I would definitely recommend reading both Enlightenment Now, for a more academic and research-based perspective, and Factfulness, for its memorable stories that drive home the need for fact-based thinking.
I really like the way he breaks-down data into quartiles and tries to explain issues based on income and education. I wish he used quintiles. I like the way he mostly avoids partisanship and advocates a blend of fact-based analysis, necessary regulation, and free markets. His criticisms of "activists" and their methods are quite revealing but he needed to spend some time on the "other side" which hysterically oppose the "activists." "Fairness" and "good data" should trump advocacy. HIs critique of the media is quite refreshing.
It is possible that Dr. Rosling places too much emphasis on income, and dismisses too easily other sociological factors in explaining human behavior and what I call societal progress, including income. Correlation studies are not causality studies. The 9/11 terrorists were often either very rich or came from rich families and were educated. Many of their followers are drawn from poverty, but some are not. Other factors appear to be as important as education and economic level. Native culture, religion, and tribalism really do affect economic and social progress, and in this Dr. Rosling may very well be off the mark.
The late Dr. Rosling was guilty of some of the accusations he directed at others, both named and unnamed. His grasp of economics was stereotypically shallow and somewhat naïve, and he spends almost no time digging into it beyond the usual pot-shots at "big-business" and "big-pharma." He spent no time on "bad governance" per se, which may be the biggest factor of all. This is unfortunate, as economics and bad governance are at least as important as the topics he covers so well. At times I was left with the impression that he wanted to have things "both ways." I think that his time spent providing free care to the desperately poor in Africa may have affected his judgement a bit, but that is understandable and forgivable. HIs attempt to not "offend" the reader may have resulted in some ambiguity.
A follow-up book with more depth would be great, only Dr. Rosling is dead.

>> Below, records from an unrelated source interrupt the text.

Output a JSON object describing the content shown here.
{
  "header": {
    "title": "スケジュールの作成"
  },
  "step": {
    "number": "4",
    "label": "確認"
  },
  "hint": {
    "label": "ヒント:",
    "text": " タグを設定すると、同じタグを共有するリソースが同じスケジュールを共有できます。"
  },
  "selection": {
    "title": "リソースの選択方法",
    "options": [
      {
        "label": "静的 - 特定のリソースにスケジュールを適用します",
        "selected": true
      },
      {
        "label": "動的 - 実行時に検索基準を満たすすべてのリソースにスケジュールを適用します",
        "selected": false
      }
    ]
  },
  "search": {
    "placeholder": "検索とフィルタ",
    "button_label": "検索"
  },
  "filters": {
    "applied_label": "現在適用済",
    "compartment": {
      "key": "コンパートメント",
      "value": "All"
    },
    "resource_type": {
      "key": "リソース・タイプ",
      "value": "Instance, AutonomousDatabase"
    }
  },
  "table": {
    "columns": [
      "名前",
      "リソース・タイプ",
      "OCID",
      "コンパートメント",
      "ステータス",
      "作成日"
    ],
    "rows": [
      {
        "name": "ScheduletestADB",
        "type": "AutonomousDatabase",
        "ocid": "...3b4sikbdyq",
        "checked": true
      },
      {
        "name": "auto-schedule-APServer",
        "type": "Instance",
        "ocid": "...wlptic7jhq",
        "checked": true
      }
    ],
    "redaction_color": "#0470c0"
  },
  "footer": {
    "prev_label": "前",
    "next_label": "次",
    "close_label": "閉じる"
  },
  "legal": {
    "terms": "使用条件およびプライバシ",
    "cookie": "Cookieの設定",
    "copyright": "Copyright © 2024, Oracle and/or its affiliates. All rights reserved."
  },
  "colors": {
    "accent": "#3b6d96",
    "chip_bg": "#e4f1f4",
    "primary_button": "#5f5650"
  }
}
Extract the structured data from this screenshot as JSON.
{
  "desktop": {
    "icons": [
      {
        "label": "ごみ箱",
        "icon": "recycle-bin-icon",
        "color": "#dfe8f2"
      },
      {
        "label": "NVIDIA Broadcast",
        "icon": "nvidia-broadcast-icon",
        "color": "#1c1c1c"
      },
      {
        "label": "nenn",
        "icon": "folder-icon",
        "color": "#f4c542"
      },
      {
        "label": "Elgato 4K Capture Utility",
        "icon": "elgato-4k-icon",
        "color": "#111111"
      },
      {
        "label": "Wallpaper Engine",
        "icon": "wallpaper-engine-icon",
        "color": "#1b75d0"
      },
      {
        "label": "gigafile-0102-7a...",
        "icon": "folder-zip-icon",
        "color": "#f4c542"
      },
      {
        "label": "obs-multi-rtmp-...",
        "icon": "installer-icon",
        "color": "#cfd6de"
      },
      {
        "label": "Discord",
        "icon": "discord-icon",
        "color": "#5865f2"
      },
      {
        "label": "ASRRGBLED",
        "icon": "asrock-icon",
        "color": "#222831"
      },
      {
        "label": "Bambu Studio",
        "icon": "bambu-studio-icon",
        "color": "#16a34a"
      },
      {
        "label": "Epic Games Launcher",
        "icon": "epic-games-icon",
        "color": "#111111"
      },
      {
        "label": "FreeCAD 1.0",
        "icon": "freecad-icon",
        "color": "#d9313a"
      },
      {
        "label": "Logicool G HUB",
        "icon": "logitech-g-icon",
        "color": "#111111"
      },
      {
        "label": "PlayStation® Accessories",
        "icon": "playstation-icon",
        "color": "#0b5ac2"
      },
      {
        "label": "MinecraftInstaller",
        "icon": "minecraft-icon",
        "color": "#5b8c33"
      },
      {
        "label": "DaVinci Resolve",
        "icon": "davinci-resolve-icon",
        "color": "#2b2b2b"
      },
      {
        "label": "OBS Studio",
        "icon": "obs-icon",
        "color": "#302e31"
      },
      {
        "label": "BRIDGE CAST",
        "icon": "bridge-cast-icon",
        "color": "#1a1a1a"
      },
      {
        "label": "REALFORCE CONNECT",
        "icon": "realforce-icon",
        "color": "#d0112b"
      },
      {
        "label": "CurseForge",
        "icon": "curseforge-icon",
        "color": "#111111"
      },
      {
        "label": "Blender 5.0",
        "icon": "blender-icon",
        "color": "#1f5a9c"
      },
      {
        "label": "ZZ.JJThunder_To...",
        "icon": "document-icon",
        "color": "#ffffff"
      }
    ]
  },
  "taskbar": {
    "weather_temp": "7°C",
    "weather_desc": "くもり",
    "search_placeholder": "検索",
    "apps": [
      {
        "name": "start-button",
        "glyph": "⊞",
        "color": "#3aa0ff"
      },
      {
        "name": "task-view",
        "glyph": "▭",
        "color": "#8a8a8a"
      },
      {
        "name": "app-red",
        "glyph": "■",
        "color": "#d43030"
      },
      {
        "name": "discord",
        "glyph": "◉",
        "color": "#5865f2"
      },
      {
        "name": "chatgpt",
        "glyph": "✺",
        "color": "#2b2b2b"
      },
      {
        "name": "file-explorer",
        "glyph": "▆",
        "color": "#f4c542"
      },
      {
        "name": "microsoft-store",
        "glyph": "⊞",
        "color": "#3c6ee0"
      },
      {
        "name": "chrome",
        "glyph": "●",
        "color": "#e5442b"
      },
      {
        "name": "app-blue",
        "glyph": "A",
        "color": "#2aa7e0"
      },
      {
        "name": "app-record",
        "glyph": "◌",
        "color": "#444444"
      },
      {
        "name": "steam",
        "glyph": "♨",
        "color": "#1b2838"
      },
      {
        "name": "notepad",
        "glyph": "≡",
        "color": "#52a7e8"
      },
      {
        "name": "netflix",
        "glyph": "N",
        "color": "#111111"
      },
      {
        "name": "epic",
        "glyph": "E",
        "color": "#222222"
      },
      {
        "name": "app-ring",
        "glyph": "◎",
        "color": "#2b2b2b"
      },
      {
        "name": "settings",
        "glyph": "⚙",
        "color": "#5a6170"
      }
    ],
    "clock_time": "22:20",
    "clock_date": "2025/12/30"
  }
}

The physical book itself is not the highest quality and some of the printing related to the many graphs is in very small font and very faintly printed, making it difficult to read if you are over 30. Hopefully this can be corrected in future editions. Also, while the book contains pages of "Sources" in the back, there is no traditional footnoting and linked cross-referencing to those "Sources," making it impossible to really check his assertions against his sources.
I strongly recommend this book to everyone. A good gift for those who tend to believe "alternate facts." Maybe they can learn to focus on "real" facts and understand what they really mean. Or not. We each make our own decisions.